The English Commercial Court is about to re-engage with one of the many spin-off pieces of litigation arising from the collapse of the Madoff Ponzi scheme. The case in question is Madoff Securities International Limited (“MSIL”) v Raven and Others. It has already thrown up some interesting questions as is apparent from a judgment in 2011 following an earlier round in the same litigation presided over by Mr Justice Flaux. One issue of particular interest on the question of directors’ duties is the extent to which directors can rely upon the fact that a company has authorised, or to use the legal jargon; ratified, decisions taken at board level.

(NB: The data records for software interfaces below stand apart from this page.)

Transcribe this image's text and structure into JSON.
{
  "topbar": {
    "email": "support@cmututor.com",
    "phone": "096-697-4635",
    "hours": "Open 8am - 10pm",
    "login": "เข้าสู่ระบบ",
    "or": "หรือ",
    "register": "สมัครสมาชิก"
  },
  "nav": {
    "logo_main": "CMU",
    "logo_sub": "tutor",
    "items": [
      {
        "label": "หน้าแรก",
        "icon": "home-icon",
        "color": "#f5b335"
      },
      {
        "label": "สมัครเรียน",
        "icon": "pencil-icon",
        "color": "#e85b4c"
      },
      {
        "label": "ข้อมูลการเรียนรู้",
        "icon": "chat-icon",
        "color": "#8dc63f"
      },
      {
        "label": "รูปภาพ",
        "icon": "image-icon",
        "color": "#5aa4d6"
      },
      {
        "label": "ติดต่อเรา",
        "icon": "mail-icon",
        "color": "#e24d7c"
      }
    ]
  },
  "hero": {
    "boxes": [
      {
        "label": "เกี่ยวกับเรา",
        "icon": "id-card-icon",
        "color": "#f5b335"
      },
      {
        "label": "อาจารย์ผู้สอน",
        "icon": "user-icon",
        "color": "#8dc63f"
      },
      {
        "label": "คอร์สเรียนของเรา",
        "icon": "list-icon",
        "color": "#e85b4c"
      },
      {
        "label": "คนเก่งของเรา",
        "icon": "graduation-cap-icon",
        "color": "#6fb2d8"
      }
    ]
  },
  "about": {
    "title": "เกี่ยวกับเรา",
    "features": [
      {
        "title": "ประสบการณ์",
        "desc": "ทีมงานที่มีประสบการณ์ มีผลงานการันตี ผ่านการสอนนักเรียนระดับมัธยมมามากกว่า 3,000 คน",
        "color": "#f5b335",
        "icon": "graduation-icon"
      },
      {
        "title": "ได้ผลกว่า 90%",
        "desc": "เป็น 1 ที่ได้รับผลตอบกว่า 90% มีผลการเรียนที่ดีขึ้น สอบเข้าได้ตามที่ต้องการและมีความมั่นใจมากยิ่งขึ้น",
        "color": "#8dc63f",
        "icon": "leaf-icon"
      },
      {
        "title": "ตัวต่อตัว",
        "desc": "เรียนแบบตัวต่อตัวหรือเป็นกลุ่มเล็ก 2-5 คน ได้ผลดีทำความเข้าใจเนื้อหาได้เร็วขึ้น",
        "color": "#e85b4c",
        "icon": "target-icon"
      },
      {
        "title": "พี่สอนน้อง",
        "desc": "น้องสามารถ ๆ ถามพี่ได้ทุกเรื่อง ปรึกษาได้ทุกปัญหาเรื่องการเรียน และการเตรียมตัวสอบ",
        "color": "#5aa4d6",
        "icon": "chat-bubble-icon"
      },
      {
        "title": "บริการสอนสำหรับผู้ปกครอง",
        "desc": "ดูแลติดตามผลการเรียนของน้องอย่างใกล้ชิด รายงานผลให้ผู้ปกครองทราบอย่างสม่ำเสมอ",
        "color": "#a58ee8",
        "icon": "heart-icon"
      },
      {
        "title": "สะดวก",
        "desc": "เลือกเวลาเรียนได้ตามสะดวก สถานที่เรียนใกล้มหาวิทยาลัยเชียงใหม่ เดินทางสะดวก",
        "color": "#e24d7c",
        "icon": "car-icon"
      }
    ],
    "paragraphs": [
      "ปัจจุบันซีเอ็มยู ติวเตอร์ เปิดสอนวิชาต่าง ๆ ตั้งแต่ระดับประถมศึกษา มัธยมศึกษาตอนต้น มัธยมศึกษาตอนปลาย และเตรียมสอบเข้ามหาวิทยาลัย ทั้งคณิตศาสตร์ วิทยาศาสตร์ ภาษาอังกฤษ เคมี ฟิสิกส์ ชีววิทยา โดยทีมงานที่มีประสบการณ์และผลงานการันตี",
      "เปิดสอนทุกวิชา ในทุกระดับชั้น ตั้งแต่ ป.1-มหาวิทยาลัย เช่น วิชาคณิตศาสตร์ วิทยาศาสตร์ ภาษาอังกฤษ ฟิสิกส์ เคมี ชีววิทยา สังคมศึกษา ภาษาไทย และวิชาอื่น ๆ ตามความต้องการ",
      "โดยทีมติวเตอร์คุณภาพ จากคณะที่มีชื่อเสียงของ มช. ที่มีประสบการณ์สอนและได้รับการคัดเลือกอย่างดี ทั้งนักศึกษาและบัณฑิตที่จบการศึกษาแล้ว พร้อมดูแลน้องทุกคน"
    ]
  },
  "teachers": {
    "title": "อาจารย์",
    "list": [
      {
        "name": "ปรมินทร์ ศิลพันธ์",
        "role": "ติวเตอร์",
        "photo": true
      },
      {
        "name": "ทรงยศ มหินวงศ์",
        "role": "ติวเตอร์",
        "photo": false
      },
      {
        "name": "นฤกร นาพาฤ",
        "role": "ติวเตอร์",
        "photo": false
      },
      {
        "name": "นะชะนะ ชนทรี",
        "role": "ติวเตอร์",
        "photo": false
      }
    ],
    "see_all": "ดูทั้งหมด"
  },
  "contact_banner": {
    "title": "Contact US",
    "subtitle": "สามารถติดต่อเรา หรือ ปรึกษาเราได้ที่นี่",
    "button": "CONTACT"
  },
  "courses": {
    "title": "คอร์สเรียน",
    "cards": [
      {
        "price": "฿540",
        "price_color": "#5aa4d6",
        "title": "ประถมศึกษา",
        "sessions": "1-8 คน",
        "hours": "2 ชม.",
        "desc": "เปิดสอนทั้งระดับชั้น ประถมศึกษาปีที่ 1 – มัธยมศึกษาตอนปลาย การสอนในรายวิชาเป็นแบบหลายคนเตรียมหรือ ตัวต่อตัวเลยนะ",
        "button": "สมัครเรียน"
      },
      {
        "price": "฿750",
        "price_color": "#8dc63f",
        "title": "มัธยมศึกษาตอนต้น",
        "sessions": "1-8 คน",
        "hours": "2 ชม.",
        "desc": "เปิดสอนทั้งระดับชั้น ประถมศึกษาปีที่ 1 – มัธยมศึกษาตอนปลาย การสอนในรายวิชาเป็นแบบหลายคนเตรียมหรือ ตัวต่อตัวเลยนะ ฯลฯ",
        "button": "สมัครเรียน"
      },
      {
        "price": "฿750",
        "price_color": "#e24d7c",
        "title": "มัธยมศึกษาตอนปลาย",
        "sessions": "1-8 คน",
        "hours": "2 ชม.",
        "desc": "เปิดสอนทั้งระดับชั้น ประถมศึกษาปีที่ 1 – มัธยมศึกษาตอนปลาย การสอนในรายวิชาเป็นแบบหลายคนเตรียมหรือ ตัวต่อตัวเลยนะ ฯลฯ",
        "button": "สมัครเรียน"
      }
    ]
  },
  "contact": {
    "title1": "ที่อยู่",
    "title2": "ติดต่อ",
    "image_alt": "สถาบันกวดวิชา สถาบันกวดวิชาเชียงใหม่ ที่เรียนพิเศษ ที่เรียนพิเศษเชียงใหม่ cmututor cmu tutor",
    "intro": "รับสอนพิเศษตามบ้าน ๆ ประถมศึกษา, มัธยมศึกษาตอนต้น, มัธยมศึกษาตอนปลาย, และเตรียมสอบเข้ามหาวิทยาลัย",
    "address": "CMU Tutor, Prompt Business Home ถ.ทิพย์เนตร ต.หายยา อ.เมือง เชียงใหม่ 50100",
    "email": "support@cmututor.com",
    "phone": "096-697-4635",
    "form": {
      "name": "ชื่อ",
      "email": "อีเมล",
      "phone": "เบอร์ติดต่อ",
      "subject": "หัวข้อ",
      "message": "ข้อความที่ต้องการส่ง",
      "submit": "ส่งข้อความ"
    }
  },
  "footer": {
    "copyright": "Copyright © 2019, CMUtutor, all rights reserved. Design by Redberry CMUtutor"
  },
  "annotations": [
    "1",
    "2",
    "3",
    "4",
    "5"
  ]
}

MSIL was a UK company 99% owned by Bernie Madoff with the remaining 1% shareholding being held by his brother, Peter. The supposed purpose of MSIL was to hold a seat on the London International Financial Futures Exchange (“LIFFE”). MSIL was in fact used to facilitate and conceal Mr Madoff’s fraud.
Proceedings were launched by MSIL’s liquidator against its directors who were Peter Madoff and his two sons. It was claimed against them that they should have realised that payments made by the company were in furtherance of a fraud and that they therefore were in breach of their fiduciary duties owed to the company. One of the questions which arose as a preliminary issue was whether this claim for breach of fiduciary duty was even arguable in circumstances where MSIL itself had authorised and approved (i.e. ratified) the conduct. The evidence was that Bernie Madoff as the majority owner of MSIL did not simply approve and authorise the relevant conduct but required MSIL to make the various payments.
The general rule is that ratification of a board’s decision is a complete defence to a claim by the company against its directors. Was there a broad enough exception to this rule under English law in circumstances where the company in question was being used as a vehicle for fraud or wrongdoing? The court decided that it was indeed arguable that the directors had breached their duties despite ratification by the company of the relevant payments.
The hearing which is due to commence at the end of this month will represent an opportunity to re visit and decide this important question (among several others). If the decision of Mr Justice Flaux is confirmed after full argument, it will be one more reason for directors to be cautious in the execution of their duties rather than just relying on the fact that the majority shareholder has authorised or ratified the relevant conduct.